In order to accomplish any of these goals, operating agreements must be written in plain English, and they must avoid legalisms. The latest American Bar Association Journal contains an excellent article by Bryan Garner, the leading U.S. expert on legal prose style, in which he lists the 12 legalisms he hates most. In my experience, many LLC lawyers make constant use of these legalisms in drafting operating agreements. They shouldn’t.
To read Bryan’s article, click here.
If you’re drafting an operating agreement to maximize the chance that you can attract a highly competent manager to manage the LLC in question or if you’re drafting or reviewing a draft of an operating agreement on behalf of a prospective manager, you need to know a lot about advancement and indemnification provisions in operating agreements and about the hidden issues in these provisions. If you don’t already possess this knowledge, here is an excellent place to start.
Here’s a practice issue I ran into this morning:
Clients for whom you’ve written LLC operating agreements sometimes ask you to amend them. These amendments often take the form of a one- or two-page amendment document with signature blocks for all existing members and for any new ones who are coming on board.
But the greater the number of amendments and the greater the complexity of individual amendments, the more you should be thinking about offering to prepare for your client an “amended and restated” operating agreement—i.e., a revised agreement that integrates into a single, clean revision of the operating agreement all existing amendments to the agreement and any new ones the client is planning. This will make it much easier for the members and for third parties to understand the agreement; they won’t have to flip back and forth among the agreement itself and one or more potentially complicated amendment documents in order to do so.
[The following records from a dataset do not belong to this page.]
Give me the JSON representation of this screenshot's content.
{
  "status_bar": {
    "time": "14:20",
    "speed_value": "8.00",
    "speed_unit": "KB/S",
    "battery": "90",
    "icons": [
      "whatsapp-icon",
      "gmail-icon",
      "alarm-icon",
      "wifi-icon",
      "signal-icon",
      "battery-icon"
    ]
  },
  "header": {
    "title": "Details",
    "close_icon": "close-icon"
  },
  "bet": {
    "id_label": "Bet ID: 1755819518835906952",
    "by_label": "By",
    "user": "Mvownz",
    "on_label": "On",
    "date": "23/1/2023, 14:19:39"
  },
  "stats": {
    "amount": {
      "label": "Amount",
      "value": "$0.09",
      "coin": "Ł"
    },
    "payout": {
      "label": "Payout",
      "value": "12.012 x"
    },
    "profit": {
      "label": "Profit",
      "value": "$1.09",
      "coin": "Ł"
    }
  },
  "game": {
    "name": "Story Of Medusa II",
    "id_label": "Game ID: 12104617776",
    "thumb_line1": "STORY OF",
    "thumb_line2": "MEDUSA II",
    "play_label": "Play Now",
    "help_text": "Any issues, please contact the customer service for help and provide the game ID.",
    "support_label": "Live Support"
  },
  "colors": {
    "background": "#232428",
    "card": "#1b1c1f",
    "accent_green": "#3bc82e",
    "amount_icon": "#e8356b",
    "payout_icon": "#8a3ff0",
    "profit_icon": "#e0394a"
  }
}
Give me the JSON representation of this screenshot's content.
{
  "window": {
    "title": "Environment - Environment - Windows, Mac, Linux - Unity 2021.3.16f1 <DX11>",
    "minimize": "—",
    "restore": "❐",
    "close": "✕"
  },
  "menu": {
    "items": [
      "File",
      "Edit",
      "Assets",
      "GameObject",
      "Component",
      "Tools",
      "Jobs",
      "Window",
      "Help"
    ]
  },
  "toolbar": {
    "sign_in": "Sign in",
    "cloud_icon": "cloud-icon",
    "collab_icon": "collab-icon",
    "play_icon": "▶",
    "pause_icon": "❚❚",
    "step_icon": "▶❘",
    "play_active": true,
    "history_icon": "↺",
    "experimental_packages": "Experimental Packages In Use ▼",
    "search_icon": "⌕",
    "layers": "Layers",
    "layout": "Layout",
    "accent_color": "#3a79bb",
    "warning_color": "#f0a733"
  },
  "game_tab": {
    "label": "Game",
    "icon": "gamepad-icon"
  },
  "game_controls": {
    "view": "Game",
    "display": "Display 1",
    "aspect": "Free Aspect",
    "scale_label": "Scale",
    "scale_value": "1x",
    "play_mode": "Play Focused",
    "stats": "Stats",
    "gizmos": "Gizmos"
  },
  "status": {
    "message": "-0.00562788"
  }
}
And drafting the amended and restated agreement might be a nice fee for you.
Lexology is a blawg published by the Association of Corporate Counsel. It is a good source for updates about business law statutory and case law developments both in the U.S. and abroad. I follow it because occasionally it has worthwhile posts about LLC issues. For a current Lexology post on the issue whether LLCs need written operating agreements, click here. The attached post also has a link to an interesting post about California’s new LLC act.
The post under the above link states that only five states—namely, California, Delaware, Maine, Missouri and New York—require operating agreements. I find this interesting, but the fact is that while Delaware does require that LLCs have operating agreements, it doesn’t require that they be written. Thus, I’m a bit skeptical about the above statement as to the other four states mentioned in it.
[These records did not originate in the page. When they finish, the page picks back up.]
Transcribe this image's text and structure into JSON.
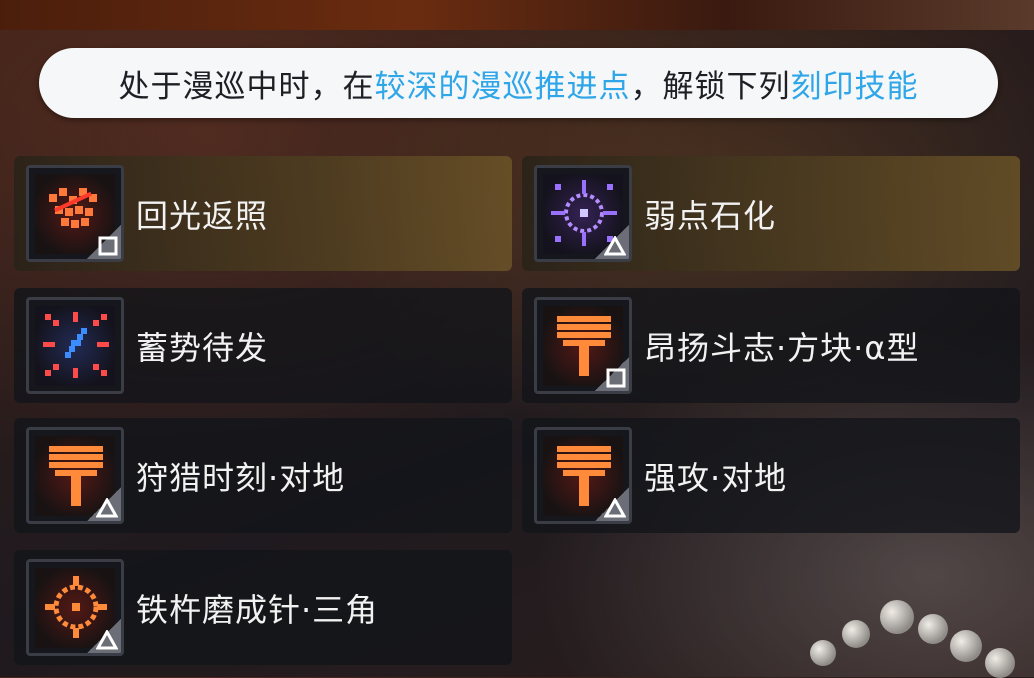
{
  "banner": {
    "part1": "处于漫巡中时，在",
    "highlight1": "较深的漫巡推进点",
    "part2": "，解锁下列",
    "highlight2": "刻印技能",
    "highlight_color": "#2ea6e8"
  },
  "skills": [
    {
      "name": "回光返照",
      "icon": "hammer-sparks-icon",
      "badge": "square-badge",
      "highlighted": true
    },
    {
      "name": "弱点石化",
      "icon": "crosshair-target-icon",
      "badge": "triangle-badge",
      "highlighted": true
    },
    {
      "name": "蓄势待发",
      "icon": "charging-bolt-icon",
      "badge": "none",
      "highlighted": false
    },
    {
      "name": "昂扬斗志·方块·α型",
      "icon": "axe-icon",
      "badge": "square-badge",
      "highlighted": false
    },
    {
      "name": "狩猎时刻·对地",
      "icon": "axe-icon",
      "badge": "triangle-badge",
      "highlighted": false
    },
    {
      "name": "强攻·对地",
      "icon": "axe-icon",
      "badge": "triangle-badge",
      "highlighted": false
    },
    {
      "name": "铁杵磨成针·三角",
      "icon": "gear-ring-icon",
      "badge": "triangle-badge",
      "highlighted": false
    }
  ]
}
The obvious reason why clients who are members of multi-member LLCs should have written operating agreements is to provide a secure basis for resolving internal disputes. However, my view (reflected in the New Hampshire Revised Limited Liability Company Act) is that while most smaller multi-member LLCs don’t have written operating agreements, many of these LLCs do have oral or implied operating agreements. I think state LLC acts should respect these agreements despite the obvious risk that they may be difficult or impossible to prove.
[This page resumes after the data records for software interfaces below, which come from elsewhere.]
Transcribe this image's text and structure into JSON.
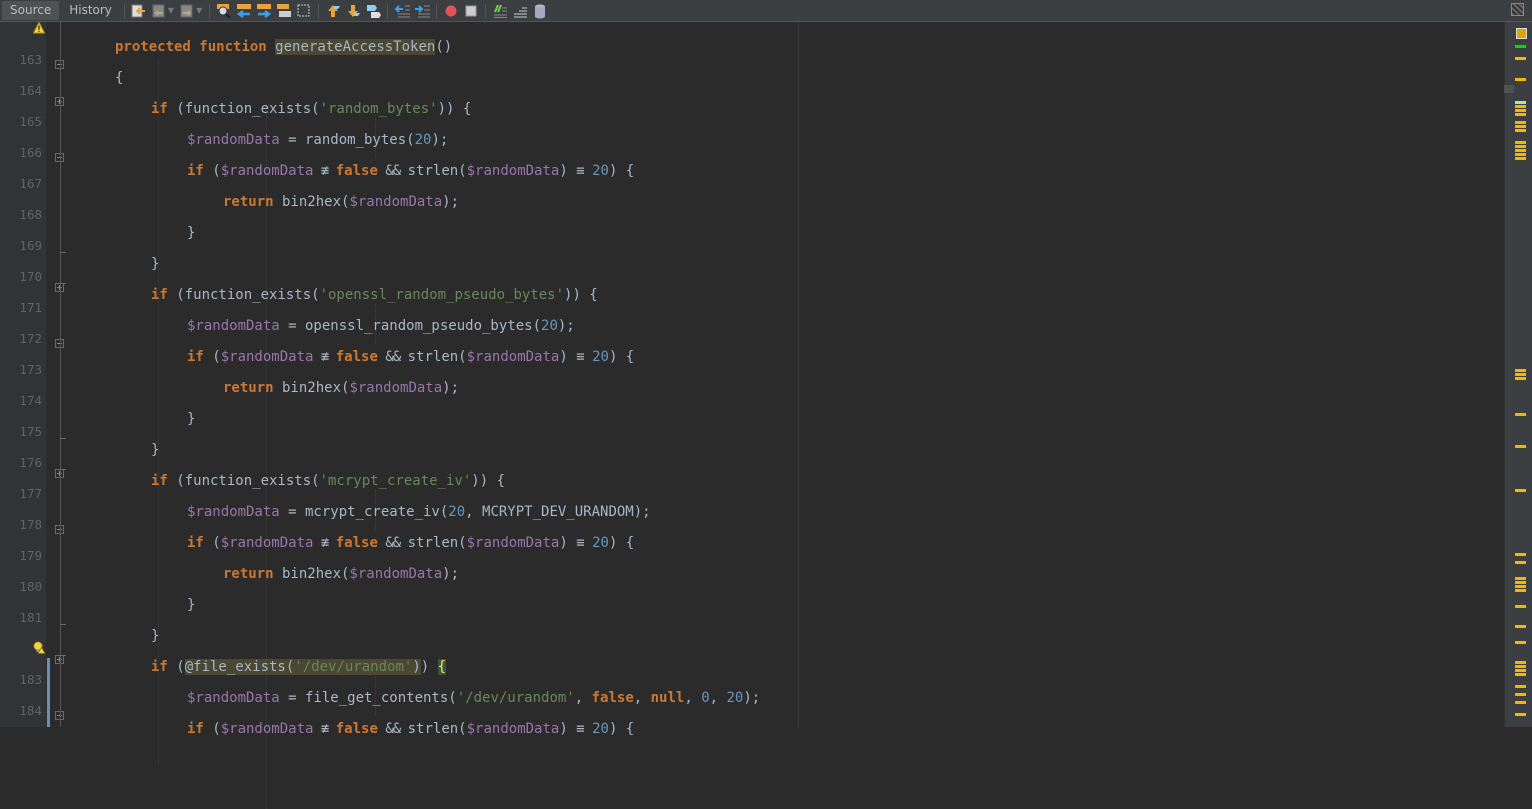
{
  "toolbar": {
    "tabs": [
      {
        "label": "Source",
        "active": true
      },
      {
        "label": "History",
        "active": false
      }
    ],
    "buttons": [
      "last-edit-icon",
      "back-icon",
      "forward-icon",
      "find-icon",
      "find-previous-icon",
      "find-next-icon",
      "toggle-highlight-icon",
      "toggle-rectangular-selection-icon",
      "previous-bookmark-icon",
      "next-bookmark-icon",
      "toggle-bookmark-icon",
      "shift-left-icon",
      "shift-right-icon",
      "start-macro-recording-icon",
      "stop-macro-recording-icon",
      "comment-icon",
      "uncomment-icon",
      "database-icon"
    ]
  },
  "editor": {
    "lines": [
      {
        "num": "",
        "gutter_icon": "warning-icon"
      },
      {
        "num": "163"
      },
      {
        "num": "164"
      },
      {
        "num": "165"
      },
      {
        "num": "166"
      },
      {
        "num": "167"
      },
      {
        "num": "168"
      },
      {
        "num": "169"
      },
      {
        "num": "170"
      },
      {
        "num": "171"
      },
      {
        "num": "172"
      },
      {
        "num": "173"
      },
      {
        "num": "174"
      },
      {
        "num": "175"
      },
      {
        "num": "176"
      },
      {
        "num": "177"
      },
      {
        "num": "178"
      },
      {
        "num": "179"
      },
      {
        "num": "180"
      },
      {
        "num": "181"
      },
      {
        "num": "",
        "gutter_icon": "bulb-warning-icon"
      },
      {
        "num": "183"
      },
      {
        "num": "184"
      }
    ],
    "code": {
      "l162": {
        "k1": "protected",
        "k2": "function",
        "name": "generateAccessToken",
        "rest": "()"
      },
      "l163": "{",
      "l164": {
        "kw": "if",
        "pre": " (function_exists(",
        "str": "'random_bytes'",
        "post": ")) {"
      },
      "l165": {
        "var": "$randomData",
        "pre": " = random_bytes(",
        "num": "20",
        "post": ");"
      },
      "cond": {
        "kw": "if",
        "open": " (",
        "var": "$randomData",
        "neq": " ≢ ",
        "false": "false",
        "and": " && ",
        "strlen": "strlen(",
        "close1": ") ",
        "eq": "≡",
        "num": "20",
        "close2": ") {"
      },
      "ret": {
        "kw": "return",
        "pre": " bin2hex(",
        "var": "$randomData",
        "post": ");"
      },
      "close": "}",
      "l170": {
        "kw": "if",
        "pre": " (function_exists(",
        "str": "'openssl_random_pseudo_bytes'",
        "post": ")) {"
      },
      "l171": {
        "var": "$randomData",
        "pre": " = openssl_random_pseudo_bytes(",
        "num": "20",
        "post": ");"
      },
      "l176": {
        "kw": "if",
        "pre": " (function_exists(",
        "str": "'mcrypt_create_iv'",
        "post": ")) {"
      },
      "l177": {
        "var": "$randomData",
        "pre": " = mcrypt_create_iv(",
        "num": "20",
        "mid": ", MCRYPT_DEV_URANDOM);"
      },
      "l182": {
        "kw": "if",
        "pre": " (",
        "hl": "@file_exists(",
        "str": "'/dev/urandom'",
        "hlclose": ")",
        "post": ") ",
        "brace": "{"
      },
      "l183": {
        "var": "$randomData",
        "pre": " = file_get_contents(",
        "str": "'/dev/urandom'",
        "c1": ", ",
        "false": "false",
        "c2": ", ",
        "null": "null",
        "c3": ", ",
        "n0": "0",
        "c4": ", ",
        "n20": "20",
        "post": ");"
      }
    }
  },
  "colors": {
    "keyword": "#cc7832",
    "string": "#6a8759",
    "number": "#6897bb",
    "variable": "#9876aa",
    "text": "#a9b7c6",
    "background": "#2b2b2b",
    "warning_mark": "#f5b500"
  }
}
Most LLC formations of multi-member LLCs have at least a few unusual features that require special legal attention, and the parties you represent in these formations will often have unique personal needs and interests with respect to their LLC. Tailoring operating agreements to address these realities can take substantial legal work and thus can result in substantial legal fees. But many clients who refuse to authorize this work and to pay these fees will eventually be very sorry that they didn’t.
For an excellent post illustrating these points, read the most recent post in Peter Mahler’s superb blawg entitled New York Business Divorce.